The Alpine tectonic evolution of the Danube Basin and its northern periphery (southwestern Slovakia)

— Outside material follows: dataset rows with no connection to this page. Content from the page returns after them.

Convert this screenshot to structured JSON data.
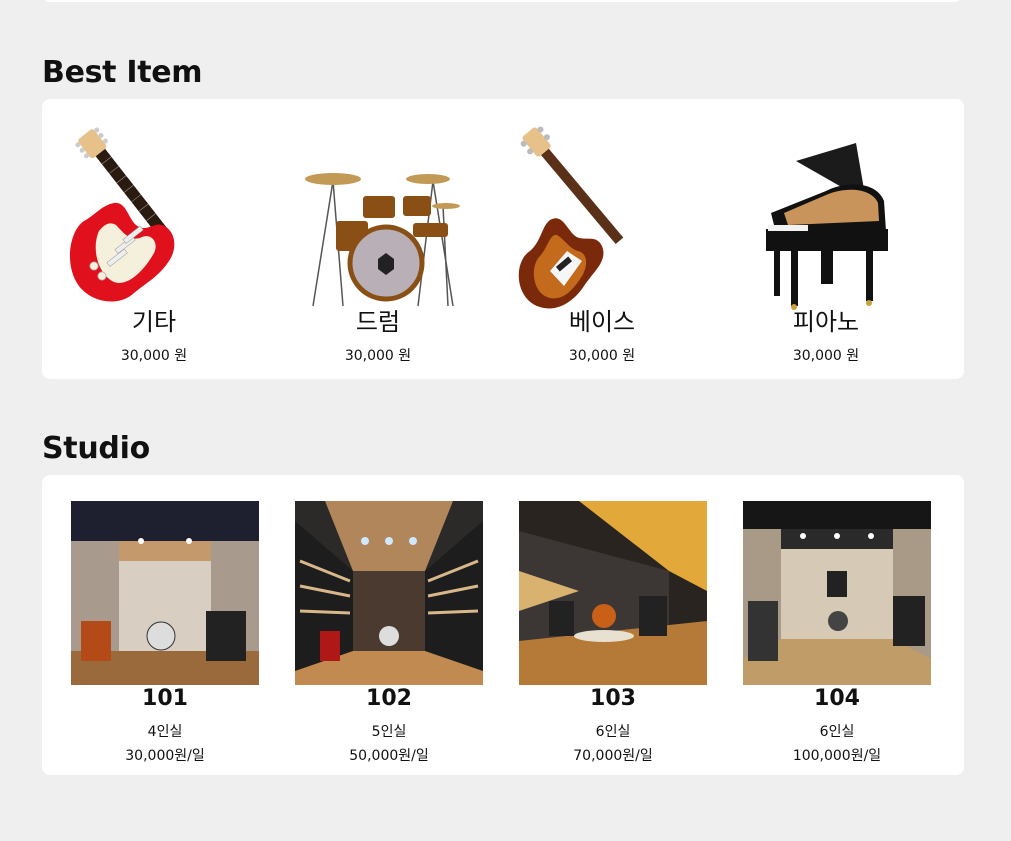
{
  "best": {
    "title": "Best Item",
    "items": [
      {
        "name": "기타",
        "price": "30,000 원",
        "icon": "electric-guitar"
      },
      {
        "name": "드럼",
        "price": "30,000 원",
        "icon": "drum-kit"
      },
      {
        "name": "베이스",
        "price": "30,000 원",
        "icon": "bass-guitar"
      },
      {
        "name": "피아노",
        "price": "30,000 원",
        "icon": "grand-piano"
      }
    ]
  },
  "studio": {
    "title": "Studio",
    "rooms": [
      {
        "number": "101",
        "capacity": "4인실",
        "rate": "30,000원/일"
      },
      {
        "number": "102",
        "capacity": "5인실",
        "rate": "50,000원/일"
      },
      {
        "number": "103",
        "capacity": "6인실",
        "rate": "70,000원/일"
      },
      {
        "number": "104",
        "capacity": "6인실",
        "rate": "100,000원/일"
      }
    ]
  },
  "colors": {
    "background": "#efefef",
    "card": "#ffffff",
    "guitar_red": "#e0101c",
    "bass_sunburst": "#7a2a0a"
  }
}
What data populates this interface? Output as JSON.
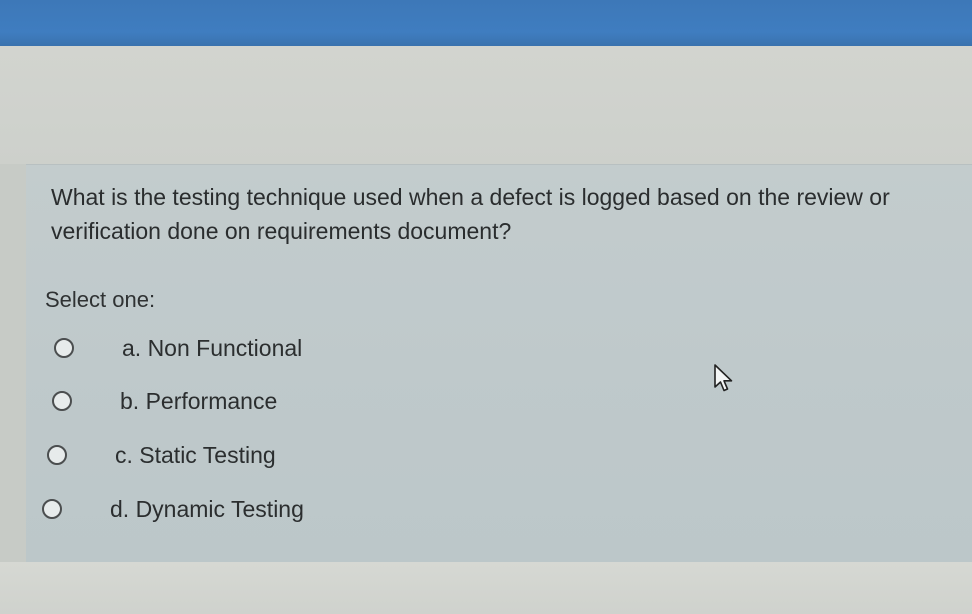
{
  "question": {
    "text": "What is the testing technique used when a defect is logged based on the review or verification done on requirements document?",
    "prompt": "Select one:"
  },
  "options": [
    {
      "label": "a. Non Functional",
      "selected": false
    },
    {
      "label": "b. Performance",
      "selected": false
    },
    {
      "label": "c. Static Testing",
      "selected": false
    },
    {
      "label": "d. Dynamic Testing",
      "selected": false
    }
  ],
  "icons": {
    "cursor": "mouse-pointer-icon",
    "radio": "radio-button-icon"
  },
  "colors": {
    "top_bar": "#3f7dc0",
    "question_background": "#bfc9cb",
    "page_background": "#d3d6d2",
    "text": "#2a2d2e"
  }
}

Abstract: The tectonic evolution of the pre-Cenozoic basement, as well as the Cenozoic structures within the Danube Basin (DB) and its northern periphery are presented. The lowermost portion of the pre-Cenozoic basement is formed by the Tatricum Unit which was tectonically affected by the subduction of the Vahicum / Penninicum distal continental crust during the Turonian. Tectonically disintegrated Tatricum overlaid the post-Turonian to Lower Eocene sediments that are considered a part of the Vahicum wedge-top basin. These sediments are overthrust with the Fatricum and Hronicum cover nappes. The Danube Basin Transversal Fault (DBTF) oriented along a NW– SE course divided the pre-Neogene basement of the DB into two parts. The southwestern part of the DB pre-Neogene basement is eroded to the crystalline complexes while the Palaeogene and Mesozoic sediments are overlaid by the Neogene deposits on the northeastern side of the DBTF. The DBTF was activated as a dextral fault during the Late Oligocene – Earliest Miocene. During the Early Miocene (Karpatian – Early Badenian) it was active as a normal fault. In the Middle – Late Miocene the dominant tectonic regime with NW – SE oriented extension led to the disintegration of the elevated pre-Neogene basement under the simple and pure shear mechanisms into several NE – SW oriented horst and graben structures with successive subsidence generally from west to east. The extensional tectonics with the perpendicular NE – SW orientation of the Shmin persists in the Danube Basin from the ?Middle Pleistocene to the present.